## What you should do
Which lines in the listing below contain the word "Display"? Copy each one.

## Records
=== Section Start ===

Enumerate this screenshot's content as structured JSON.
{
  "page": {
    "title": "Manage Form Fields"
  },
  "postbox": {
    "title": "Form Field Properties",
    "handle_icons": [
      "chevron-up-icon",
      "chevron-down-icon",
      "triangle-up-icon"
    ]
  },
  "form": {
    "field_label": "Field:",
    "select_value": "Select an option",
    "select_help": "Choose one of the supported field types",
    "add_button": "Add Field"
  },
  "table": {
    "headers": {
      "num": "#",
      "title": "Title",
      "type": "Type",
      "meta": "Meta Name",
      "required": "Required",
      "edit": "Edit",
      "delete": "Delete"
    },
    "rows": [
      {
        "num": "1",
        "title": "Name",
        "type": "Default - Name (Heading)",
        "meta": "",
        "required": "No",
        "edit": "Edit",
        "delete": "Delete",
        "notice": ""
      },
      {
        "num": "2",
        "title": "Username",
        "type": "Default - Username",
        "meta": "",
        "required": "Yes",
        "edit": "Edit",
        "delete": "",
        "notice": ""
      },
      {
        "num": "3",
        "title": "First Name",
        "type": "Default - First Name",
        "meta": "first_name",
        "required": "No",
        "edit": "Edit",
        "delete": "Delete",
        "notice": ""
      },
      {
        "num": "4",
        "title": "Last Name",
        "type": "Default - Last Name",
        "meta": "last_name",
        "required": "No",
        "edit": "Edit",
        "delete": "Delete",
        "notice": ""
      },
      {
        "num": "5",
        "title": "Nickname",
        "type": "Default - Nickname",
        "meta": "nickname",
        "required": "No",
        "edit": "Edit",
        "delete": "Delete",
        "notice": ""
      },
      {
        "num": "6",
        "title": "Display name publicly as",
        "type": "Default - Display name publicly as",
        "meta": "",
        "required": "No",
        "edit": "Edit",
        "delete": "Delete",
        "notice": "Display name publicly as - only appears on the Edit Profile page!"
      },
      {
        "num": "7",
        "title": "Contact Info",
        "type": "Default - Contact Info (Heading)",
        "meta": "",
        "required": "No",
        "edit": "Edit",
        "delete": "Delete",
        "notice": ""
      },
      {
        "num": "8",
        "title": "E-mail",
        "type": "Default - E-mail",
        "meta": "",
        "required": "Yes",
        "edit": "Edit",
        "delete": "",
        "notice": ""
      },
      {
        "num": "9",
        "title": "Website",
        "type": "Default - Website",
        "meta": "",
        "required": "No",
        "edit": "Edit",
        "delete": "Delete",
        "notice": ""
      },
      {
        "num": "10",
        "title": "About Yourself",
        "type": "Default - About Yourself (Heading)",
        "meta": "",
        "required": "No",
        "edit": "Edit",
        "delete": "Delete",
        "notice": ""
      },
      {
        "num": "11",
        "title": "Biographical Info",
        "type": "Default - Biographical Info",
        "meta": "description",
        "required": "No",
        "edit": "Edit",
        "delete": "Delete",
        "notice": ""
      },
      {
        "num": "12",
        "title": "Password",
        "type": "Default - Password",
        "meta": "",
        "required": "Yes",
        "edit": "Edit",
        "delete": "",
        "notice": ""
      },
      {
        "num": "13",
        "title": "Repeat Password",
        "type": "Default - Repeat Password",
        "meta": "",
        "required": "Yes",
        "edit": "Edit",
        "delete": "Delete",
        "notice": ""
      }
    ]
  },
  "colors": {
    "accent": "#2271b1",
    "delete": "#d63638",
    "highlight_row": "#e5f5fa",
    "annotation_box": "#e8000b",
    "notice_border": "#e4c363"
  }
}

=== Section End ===

## The answer
        "title": "Display name publicly as",
        "type": "Default - Display name publicly as",
        "notice": "Display name publicly as - only appears on the Edit Profile page!"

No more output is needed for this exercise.